As if ensuring his total isolation, the Ecuadorian government is also refusing to allow him to receive visitors. Despite two UN rulings describing his detention as unlawful and mandating his immediate release, Assange has been effectively imprisoned since he was first placed in isolation in Wandsworth prison in London in December 2010. He has never been charged with a crime. The Swedish case against him collapsed and was withdrawn, while the United States has stepped up efforts to prosecute him. His only “crime” is that of a true journalist — telling the world the truths that people have a right to know.

Under its previous president, the Ecuadorian government bravely stood against the bullying might of the United States and granted Assange political asylum as a political refugee. International law and the morality of human rights was on its side.

Today, under extreme pressure from Washington and its collaborators, another government in Ecuador justifies its gagging of Assange by stating that “Assange’s behaviour, through his messages on social media, put at risk good relations which this country has with the UK, the rest of the EU and other nations.”

This censorious attack on free speech is not happening in Turkey, Saudi Arabia or China; it is right in the heart of London. If the Ecuadorian government does not cease its unworthy action, it, too, will become an agent of persecution rather than the valiant nation that stood up for freedom and for free speech. If the EU and the UK continue to participate in the scandalous silencing of a true dissident in their midst, it will mean that free speech is indeed dying in Europe. This is not just a matter of showing support and solidarity. We are appealing to all who care about basic human rights to call on the government of Ecuador to continue defending the rights of a courageous free speech activist, journalist and whistleblower.

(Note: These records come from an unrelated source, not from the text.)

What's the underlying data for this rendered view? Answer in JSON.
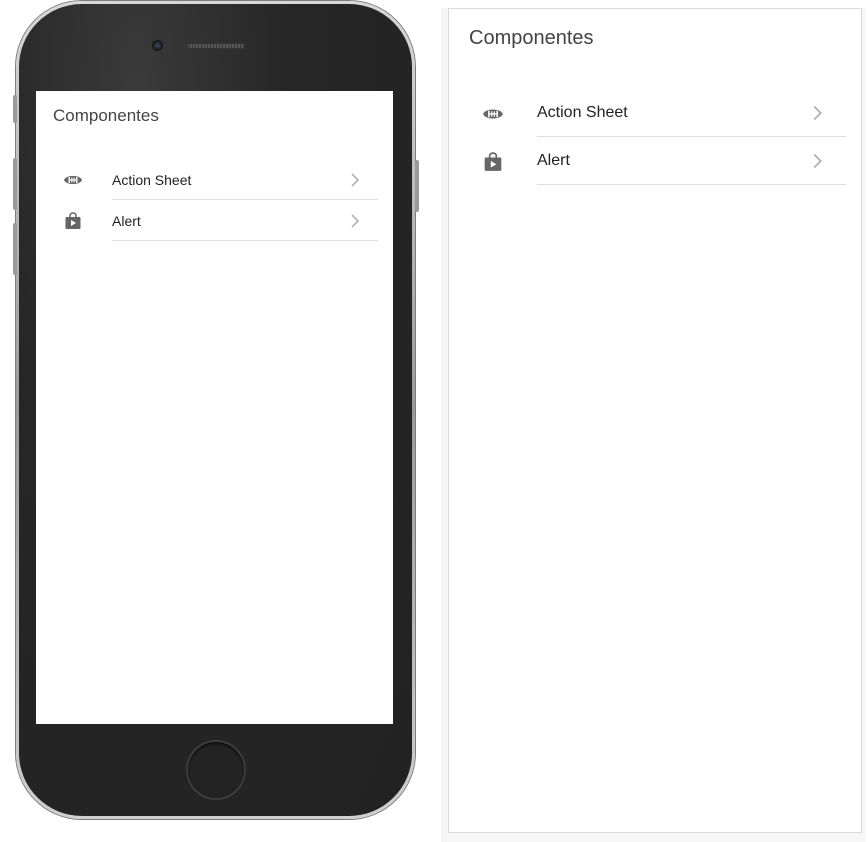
{
  "app": {
    "title": "Componentes"
  },
  "list": {
    "items": [
      {
        "label": "Action Sheet",
        "icon": "football-icon"
      },
      {
        "label": "Alert",
        "icon": "play-store-bag-icon"
      }
    ],
    "chevron_icon": "chevron-right-icon"
  },
  "colors": {
    "icon": "#666666",
    "chevron": "#aaaaaa",
    "divider": "#dddddd",
    "title": "#444444",
    "phone_body": "#262626"
  }
}
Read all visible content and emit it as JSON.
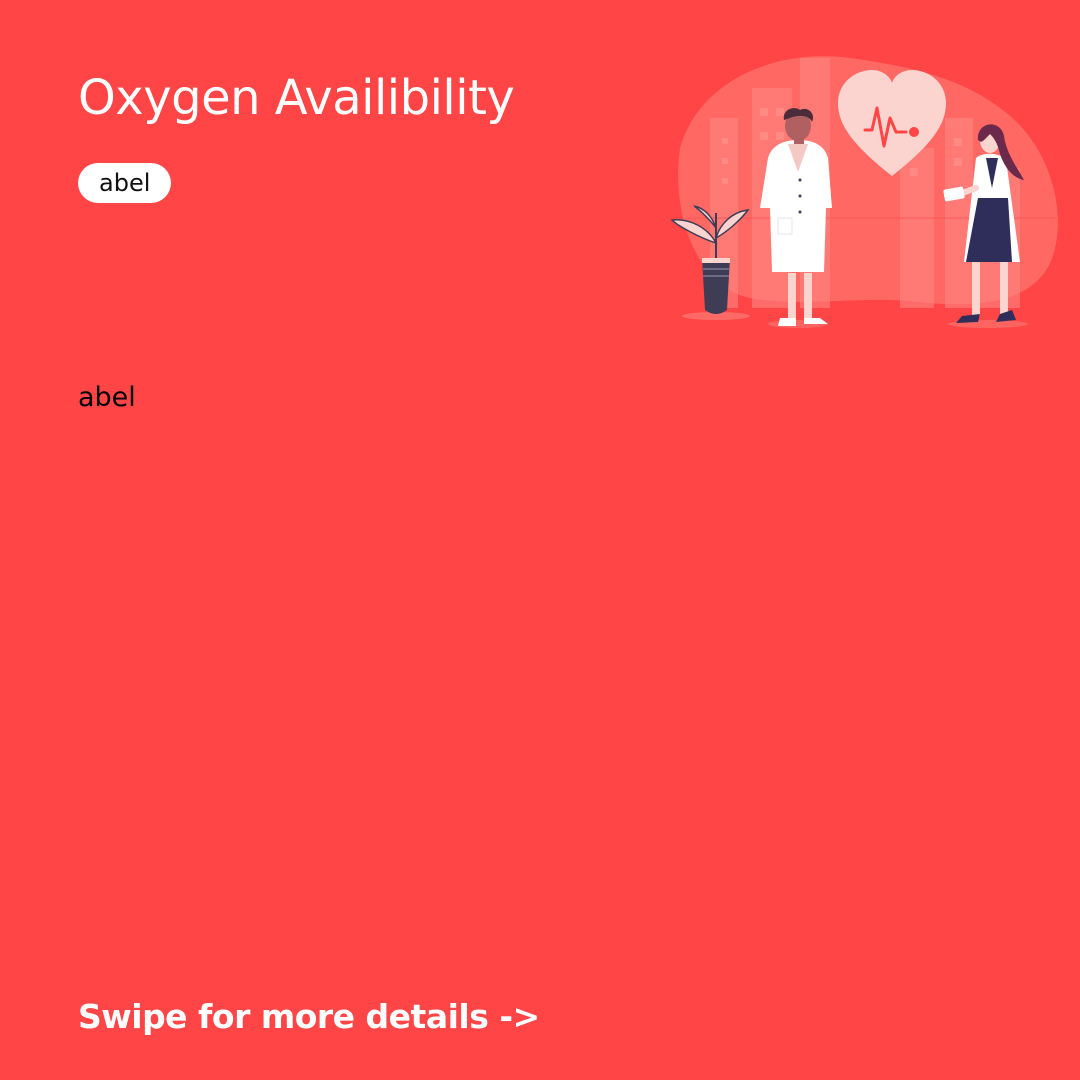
{
  "card": {
    "title": "Oxygen Availibility",
    "tag_label": "abel",
    "body_label": "abel",
    "footer_cta": "Swipe for more details ->"
  },
  "illustration": {
    "icon": "doctors-heartbeat-illustration"
  },
  "colors": {
    "background": "#ff4545",
    "title_text": "#ffffff",
    "tag_background": "#ffffff",
    "body_text": "#000000"
  }
}
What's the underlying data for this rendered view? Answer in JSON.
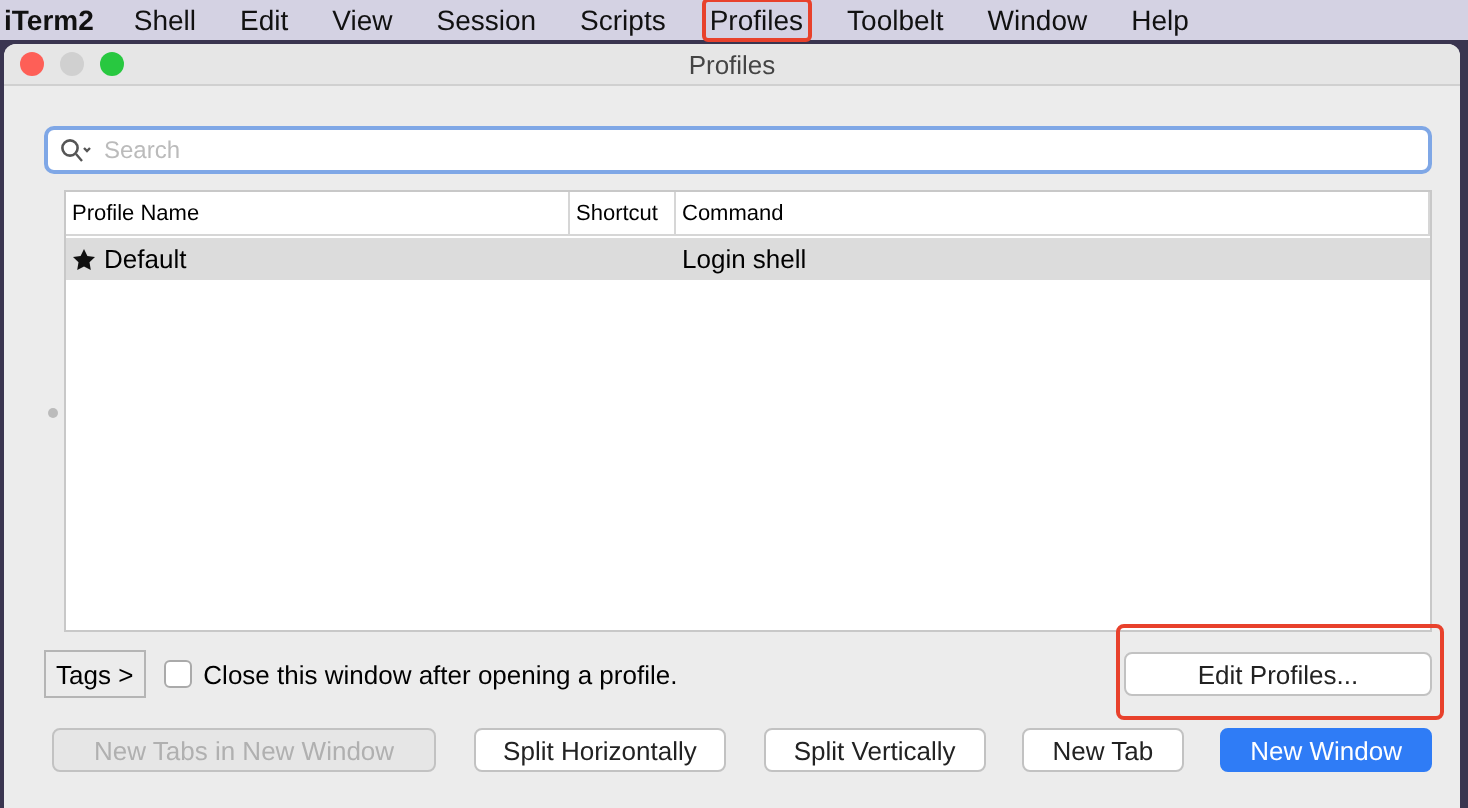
{
  "menu_bar": {
    "app_name": "iTerm2",
    "items": [
      {
        "label": "Shell",
        "highlighted": false
      },
      {
        "label": "Edit",
        "highlighted": false
      },
      {
        "label": "View",
        "highlighted": false
      },
      {
        "label": "Session",
        "highlighted": false
      },
      {
        "label": "Scripts",
        "highlighted": false
      },
      {
        "label": "Profiles",
        "highlighted": true
      },
      {
        "label": "Toolbelt",
        "highlighted": false
      },
      {
        "label": "Window",
        "highlighted": false
      },
      {
        "label": "Help",
        "highlighted": false
      }
    ]
  },
  "window": {
    "title": "Profiles"
  },
  "search": {
    "placeholder": "Search"
  },
  "table": {
    "columns": [
      "Profile Name",
      "Shortcut",
      "Command"
    ],
    "rows": [
      {
        "name": "Default",
        "starred": true,
        "command": "Login shell",
        "selected": true
      }
    ]
  },
  "tags_button": "Tags >",
  "close_option": {
    "label": "Close this window after opening a profile.",
    "checked": false
  },
  "edit_profiles": {
    "label": "Edit Profiles...",
    "highlighted": true
  },
  "buttons": [
    {
      "label": "New Tabs in New Window",
      "disabled": true,
      "primary": false
    },
    {
      "label": "Split Horizontally",
      "disabled": false,
      "primary": false
    },
    {
      "label": "Split Vertically",
      "disabled": false,
      "primary": false
    },
    {
      "label": "New Tab",
      "disabled": false,
      "primary": false
    },
    {
      "label": "New Window",
      "disabled": false,
      "primary": true
    }
  ]
}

We ask that his basic human rights be respected as an Ecuadorian citizen and internationally protected person and that he not be silenced or expelled.

If there is no freedom of speech for Julian Assange, there is no freedom of speech for any of us — regardless of the disparate opinions we hold.

We call on President Moreno to end the isolation of Julian Assange now.

List of signatories (in alphabetic order):

Pamela Anderson, actress and activist
Jacob Appelbaum, freelance journalist
Renata Avila, International Human Rights Lawyer
Sally Burch, British/Ecuadorian journalist
Alicia Castro, Argentina’s ambassador to the United Kingdom 2012-16
Naomi Colvin, Courage Foundation
Noam Chomsky, linguist and political theorist
Brian Eno, musician
Joseph Farrell, WikiLeaks Ambassador and board member of The Centre for Investigative Journalism
Teresa Forcades, Benedictine nun, Montserrat Monastery
Charles Glass, American-British author, journalist, broadcaster
Chris Hedges, journalist
Srecko Horvat, philosopher, Democracy in Europe Movement (DiEM25)
Jean Michel Jarre, musician
John Kiriakou, former CIA counterterrorism officer and former senior investigator, U.S. Senate Committee on Foreign Relations
Lauri Love, computer scientist and activist
Ray McGovern, former CIA analyst, Presidential advisor
John Pilger, journalist and film-maker
Angela Richter, theater director, Germany
Saskia Sassen, sociologist, Columbia University
Oliver Stone, film-maker
Vaughan Smith, English journalist
Yanis Varoufakis, economist, former Greek finance minister
Natalia Viana, investigative journalist and co-director of Agencia publica, Brazil
Ai Weiwei, artist
Vivienne Westwood, fashion designer and activist
Slavoj Žižek, philosopher, Birkbeck Institute for Humanities